“It’s a credit to him the performances he put in, but I was training every day and was a part of the first-team squad, travelling to every game.
“You are a part of a team and part of a unit, in a dressing room with a diverse range of different characters and different nationalities.
“It was great to watch Gomes’ character in the dressing room, and how he involved people. He was multi- lingual, as small as though that might sound – in a dressing room like Watford it was brilliant.
“I was also working with different managers. It’s well documented that managers change quite a lot at Watford.

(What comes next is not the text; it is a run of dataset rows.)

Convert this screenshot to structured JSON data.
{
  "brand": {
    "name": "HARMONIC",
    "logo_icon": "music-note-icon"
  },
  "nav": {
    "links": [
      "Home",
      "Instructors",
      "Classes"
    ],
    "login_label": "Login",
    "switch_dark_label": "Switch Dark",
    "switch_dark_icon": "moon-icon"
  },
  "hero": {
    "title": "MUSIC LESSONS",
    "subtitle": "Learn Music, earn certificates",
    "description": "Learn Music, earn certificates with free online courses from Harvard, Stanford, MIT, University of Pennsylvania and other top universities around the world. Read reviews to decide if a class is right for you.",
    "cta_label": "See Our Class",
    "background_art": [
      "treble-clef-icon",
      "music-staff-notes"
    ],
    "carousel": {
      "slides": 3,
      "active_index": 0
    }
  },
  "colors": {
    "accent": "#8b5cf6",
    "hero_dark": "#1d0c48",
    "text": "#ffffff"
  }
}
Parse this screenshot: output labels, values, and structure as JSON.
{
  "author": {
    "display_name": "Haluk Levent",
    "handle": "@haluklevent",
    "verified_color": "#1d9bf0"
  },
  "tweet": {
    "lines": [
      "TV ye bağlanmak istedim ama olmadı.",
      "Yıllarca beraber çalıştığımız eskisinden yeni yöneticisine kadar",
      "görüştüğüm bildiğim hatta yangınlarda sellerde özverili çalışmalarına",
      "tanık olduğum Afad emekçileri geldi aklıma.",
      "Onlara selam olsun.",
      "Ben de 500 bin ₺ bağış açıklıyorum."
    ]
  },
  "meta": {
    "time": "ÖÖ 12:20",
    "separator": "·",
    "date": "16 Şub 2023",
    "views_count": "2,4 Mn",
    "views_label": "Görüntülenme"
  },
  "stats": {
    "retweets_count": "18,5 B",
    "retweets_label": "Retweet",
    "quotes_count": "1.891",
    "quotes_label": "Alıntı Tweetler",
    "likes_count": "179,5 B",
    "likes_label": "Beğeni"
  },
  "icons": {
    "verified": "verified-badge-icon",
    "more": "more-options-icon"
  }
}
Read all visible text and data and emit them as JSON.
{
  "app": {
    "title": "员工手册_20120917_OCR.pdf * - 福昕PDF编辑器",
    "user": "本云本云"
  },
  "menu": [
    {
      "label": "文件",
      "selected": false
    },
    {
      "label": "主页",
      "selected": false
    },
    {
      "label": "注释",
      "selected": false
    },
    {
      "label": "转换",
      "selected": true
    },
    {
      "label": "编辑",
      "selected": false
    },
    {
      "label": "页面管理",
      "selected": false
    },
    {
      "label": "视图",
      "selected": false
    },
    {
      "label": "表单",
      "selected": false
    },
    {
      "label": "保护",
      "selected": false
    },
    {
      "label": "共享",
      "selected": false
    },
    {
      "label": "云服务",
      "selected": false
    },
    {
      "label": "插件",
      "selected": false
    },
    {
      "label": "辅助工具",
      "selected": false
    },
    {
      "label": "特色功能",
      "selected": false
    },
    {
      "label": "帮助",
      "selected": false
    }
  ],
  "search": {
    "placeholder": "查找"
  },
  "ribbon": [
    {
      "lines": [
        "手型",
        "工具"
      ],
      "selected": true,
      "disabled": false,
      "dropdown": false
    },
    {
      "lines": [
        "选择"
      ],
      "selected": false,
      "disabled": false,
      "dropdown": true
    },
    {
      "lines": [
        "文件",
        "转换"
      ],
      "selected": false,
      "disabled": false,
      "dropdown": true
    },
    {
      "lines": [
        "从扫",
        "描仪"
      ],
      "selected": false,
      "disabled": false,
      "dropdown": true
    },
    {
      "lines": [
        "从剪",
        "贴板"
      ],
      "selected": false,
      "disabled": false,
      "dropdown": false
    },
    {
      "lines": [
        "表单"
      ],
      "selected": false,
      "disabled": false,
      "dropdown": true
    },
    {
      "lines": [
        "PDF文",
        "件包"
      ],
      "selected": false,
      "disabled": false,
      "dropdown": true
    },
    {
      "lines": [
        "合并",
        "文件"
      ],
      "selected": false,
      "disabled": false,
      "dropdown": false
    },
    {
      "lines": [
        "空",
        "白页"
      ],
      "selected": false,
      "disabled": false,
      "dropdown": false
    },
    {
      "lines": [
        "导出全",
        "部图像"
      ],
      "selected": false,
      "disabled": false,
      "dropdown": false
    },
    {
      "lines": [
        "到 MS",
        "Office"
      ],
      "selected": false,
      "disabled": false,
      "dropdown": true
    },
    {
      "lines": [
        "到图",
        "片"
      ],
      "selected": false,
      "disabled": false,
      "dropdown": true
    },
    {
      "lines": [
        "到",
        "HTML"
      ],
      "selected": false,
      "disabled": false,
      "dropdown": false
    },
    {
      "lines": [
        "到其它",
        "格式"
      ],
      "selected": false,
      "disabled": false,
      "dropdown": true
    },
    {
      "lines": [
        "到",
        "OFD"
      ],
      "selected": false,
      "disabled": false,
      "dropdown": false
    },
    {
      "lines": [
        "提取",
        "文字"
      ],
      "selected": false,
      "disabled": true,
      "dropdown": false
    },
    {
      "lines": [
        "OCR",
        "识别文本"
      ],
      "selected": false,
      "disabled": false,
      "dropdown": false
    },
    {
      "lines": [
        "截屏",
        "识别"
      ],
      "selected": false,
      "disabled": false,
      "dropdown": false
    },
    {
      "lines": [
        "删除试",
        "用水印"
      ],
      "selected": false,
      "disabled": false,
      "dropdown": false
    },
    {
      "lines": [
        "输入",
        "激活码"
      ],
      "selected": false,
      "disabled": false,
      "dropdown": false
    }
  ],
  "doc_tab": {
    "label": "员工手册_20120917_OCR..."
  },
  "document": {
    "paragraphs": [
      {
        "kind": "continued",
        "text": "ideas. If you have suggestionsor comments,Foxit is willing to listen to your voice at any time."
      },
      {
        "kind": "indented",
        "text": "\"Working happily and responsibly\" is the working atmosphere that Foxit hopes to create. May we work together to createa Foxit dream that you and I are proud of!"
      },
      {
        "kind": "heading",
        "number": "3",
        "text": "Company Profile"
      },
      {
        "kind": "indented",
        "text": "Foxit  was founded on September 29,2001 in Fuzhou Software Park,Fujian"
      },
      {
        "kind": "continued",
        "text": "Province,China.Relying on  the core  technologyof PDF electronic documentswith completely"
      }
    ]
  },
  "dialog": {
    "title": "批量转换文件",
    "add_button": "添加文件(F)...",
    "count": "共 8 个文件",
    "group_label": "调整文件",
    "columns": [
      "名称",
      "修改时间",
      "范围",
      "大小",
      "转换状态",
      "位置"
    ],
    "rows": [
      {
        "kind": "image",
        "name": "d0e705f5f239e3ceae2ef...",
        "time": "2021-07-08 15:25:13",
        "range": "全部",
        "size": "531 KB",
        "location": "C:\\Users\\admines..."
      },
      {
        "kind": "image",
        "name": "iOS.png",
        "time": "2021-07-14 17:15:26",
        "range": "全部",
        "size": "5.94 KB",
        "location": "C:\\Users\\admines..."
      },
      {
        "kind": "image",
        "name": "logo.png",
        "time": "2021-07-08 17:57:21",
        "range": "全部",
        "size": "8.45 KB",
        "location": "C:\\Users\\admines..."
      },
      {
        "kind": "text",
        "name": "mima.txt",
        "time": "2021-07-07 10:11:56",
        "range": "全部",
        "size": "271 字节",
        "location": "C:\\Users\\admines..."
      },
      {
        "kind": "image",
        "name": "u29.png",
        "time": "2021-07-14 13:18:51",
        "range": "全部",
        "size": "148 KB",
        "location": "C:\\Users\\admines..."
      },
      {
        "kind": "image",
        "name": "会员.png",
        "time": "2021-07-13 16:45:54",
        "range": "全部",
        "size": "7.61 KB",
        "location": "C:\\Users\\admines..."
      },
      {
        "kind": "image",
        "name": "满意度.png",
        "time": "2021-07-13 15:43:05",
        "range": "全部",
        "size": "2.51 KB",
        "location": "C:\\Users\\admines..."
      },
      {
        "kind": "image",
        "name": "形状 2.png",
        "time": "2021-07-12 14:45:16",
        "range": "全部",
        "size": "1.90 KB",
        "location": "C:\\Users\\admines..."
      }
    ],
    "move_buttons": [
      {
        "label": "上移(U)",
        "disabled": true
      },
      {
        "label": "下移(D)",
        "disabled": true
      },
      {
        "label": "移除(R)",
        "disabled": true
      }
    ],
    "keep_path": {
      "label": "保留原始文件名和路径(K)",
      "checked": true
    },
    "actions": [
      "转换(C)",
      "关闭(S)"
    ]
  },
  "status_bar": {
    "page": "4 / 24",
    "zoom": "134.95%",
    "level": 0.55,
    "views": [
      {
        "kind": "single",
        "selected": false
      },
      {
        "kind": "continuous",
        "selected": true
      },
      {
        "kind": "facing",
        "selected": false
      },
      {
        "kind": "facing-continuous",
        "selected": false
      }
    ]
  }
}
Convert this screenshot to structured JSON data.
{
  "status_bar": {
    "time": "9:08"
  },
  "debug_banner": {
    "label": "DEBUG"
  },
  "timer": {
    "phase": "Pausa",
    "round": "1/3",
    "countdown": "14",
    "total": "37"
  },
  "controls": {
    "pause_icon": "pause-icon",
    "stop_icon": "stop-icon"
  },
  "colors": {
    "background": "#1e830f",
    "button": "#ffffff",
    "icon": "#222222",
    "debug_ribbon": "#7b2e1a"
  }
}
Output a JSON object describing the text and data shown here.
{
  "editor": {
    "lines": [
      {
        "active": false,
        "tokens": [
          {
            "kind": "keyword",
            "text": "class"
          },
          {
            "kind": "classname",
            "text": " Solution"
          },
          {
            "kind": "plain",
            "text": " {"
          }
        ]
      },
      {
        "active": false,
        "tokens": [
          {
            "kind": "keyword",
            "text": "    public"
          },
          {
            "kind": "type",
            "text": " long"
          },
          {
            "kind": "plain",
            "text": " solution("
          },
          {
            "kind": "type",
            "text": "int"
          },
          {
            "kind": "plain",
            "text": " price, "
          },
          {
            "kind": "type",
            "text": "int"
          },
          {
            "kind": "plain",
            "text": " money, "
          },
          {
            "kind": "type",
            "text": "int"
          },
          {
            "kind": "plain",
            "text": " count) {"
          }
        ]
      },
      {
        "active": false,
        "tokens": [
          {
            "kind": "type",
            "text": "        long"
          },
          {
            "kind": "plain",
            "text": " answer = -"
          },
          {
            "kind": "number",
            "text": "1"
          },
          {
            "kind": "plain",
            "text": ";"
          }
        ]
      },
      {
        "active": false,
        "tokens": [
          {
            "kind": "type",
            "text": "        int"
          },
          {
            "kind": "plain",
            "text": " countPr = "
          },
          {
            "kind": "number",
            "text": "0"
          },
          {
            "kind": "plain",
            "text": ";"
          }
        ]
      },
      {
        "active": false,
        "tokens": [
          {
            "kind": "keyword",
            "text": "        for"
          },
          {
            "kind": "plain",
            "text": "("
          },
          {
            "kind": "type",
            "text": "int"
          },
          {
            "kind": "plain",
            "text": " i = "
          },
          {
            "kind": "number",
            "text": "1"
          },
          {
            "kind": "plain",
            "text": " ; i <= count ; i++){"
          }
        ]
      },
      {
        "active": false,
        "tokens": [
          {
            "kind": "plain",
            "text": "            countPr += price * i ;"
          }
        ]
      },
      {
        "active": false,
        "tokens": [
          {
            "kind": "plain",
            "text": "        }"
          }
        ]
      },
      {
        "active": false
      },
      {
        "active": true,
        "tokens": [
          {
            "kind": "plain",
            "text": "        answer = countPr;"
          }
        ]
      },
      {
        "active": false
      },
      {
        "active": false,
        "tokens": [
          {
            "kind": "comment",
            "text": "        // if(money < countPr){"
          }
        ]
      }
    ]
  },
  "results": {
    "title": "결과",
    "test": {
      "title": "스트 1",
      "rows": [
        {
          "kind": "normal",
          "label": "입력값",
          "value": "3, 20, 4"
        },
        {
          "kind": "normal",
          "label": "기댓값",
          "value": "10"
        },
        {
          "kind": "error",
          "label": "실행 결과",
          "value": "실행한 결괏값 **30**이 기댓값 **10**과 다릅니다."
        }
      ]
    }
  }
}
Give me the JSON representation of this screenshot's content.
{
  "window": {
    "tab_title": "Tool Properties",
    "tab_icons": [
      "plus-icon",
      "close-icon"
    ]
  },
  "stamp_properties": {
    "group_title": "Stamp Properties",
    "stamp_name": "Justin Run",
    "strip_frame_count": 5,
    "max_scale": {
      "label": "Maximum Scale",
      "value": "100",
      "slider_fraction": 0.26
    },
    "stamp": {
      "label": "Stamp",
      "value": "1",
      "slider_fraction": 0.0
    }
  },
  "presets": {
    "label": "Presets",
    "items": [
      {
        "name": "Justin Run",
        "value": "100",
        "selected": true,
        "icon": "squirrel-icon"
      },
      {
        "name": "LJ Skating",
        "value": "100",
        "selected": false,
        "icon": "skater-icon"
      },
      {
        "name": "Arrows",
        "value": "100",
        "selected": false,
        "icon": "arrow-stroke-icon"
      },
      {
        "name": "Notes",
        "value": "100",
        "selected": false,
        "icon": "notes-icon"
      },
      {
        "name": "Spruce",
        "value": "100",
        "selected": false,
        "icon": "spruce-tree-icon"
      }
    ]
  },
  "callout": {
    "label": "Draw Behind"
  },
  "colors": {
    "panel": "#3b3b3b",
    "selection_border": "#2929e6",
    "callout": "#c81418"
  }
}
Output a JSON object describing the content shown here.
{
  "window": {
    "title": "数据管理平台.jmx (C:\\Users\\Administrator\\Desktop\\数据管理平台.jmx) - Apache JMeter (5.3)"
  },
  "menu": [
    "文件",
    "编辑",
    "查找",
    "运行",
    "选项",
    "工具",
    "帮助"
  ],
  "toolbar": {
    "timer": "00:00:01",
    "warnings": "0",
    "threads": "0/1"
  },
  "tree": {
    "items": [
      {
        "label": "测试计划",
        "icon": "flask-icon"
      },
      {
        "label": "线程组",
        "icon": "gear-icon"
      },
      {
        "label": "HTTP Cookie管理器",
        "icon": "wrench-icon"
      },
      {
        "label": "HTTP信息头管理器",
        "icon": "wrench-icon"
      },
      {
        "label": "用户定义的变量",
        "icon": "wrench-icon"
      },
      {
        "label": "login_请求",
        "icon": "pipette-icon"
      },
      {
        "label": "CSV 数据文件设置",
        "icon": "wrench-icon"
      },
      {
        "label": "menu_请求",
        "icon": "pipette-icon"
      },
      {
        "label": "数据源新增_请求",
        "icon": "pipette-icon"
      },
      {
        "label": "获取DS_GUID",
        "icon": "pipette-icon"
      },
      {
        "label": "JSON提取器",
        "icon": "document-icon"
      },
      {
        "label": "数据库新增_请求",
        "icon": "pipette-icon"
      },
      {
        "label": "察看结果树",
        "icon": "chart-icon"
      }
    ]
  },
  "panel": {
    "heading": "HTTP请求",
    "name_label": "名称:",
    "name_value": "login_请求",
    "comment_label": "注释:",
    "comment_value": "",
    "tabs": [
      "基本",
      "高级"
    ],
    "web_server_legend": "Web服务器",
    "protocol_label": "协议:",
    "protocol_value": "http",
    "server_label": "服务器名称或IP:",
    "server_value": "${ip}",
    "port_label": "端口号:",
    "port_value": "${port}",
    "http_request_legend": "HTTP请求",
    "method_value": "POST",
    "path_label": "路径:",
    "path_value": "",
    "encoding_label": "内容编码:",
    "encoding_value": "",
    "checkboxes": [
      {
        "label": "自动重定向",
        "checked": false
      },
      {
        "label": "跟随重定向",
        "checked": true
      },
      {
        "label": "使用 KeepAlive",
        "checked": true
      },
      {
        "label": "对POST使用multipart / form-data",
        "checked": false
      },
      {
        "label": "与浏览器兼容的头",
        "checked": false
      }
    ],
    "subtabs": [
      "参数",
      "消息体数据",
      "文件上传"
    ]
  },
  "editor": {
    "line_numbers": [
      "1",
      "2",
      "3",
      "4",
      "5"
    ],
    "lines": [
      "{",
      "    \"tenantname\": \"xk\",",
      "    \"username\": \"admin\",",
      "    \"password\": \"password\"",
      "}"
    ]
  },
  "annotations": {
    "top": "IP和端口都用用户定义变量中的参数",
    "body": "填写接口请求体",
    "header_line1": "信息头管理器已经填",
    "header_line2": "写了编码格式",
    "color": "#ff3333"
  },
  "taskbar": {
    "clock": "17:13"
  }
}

“I’m on the side looking at it, and learning off each one, learning different coaching styles and different methods and philosophies, so I didn’t waste my time.
“I’m thankful to Watford for the experience, although I think I also offered quite a lot down there, being able to give back with coaching and doing a bit with the under-18s and Under-23s.
“People like Alec Chamberlain, the goalkeeping coach, these type of people you can always learn things from.
“What a great individual Alec is, especially with all his connections at Colchester. He was thrilled when I told him that I was coming here, having the opportunity to come this way,” added Gilmartin.
Dublin-born Gilmartin was not involved in the U’s first pre-season fixture, a 2-0 win at Maldon & Tiptree on Saturday.
Sam Walker played the first-half, and Dillon Barnes the second period, although Gilmartin should enjoy some minutes under his belt during the course of pre-season – the U’s are in action again tonight, at Needham Market.
“I still want to be playing, absolutely. You train for a reason, you want to be impress in training,” continued Gilmartin, who began his professional career at Walsall in 2005.
“But there’s also that side of me now that wants to make sure that Sam (Walker) is improving, and that Sam feels good going into the start of a season, with things that he wants to work on, developing his game. The fact that I am a young goalkeeping coach, that can also be beneficial, because I am still in the game and I know what suits me.
“We are very similar physically, so I know the types of things that we need to work on. We are both strong, physical characters.
“And I think that the training has shown that over the last week, it’s been great.
“It’s up to me manage my time between my training and my coaching.
“In terms of playing in pre-season, I will have a chat with the manager (John McGreal) – he is still my manager. I’m a part of the staff, but I am also part of the playing squad as well, and I’m sure at some stage I will be out on the pitch and getting some minutes. I’m delighted to be here,” added Gilmartin.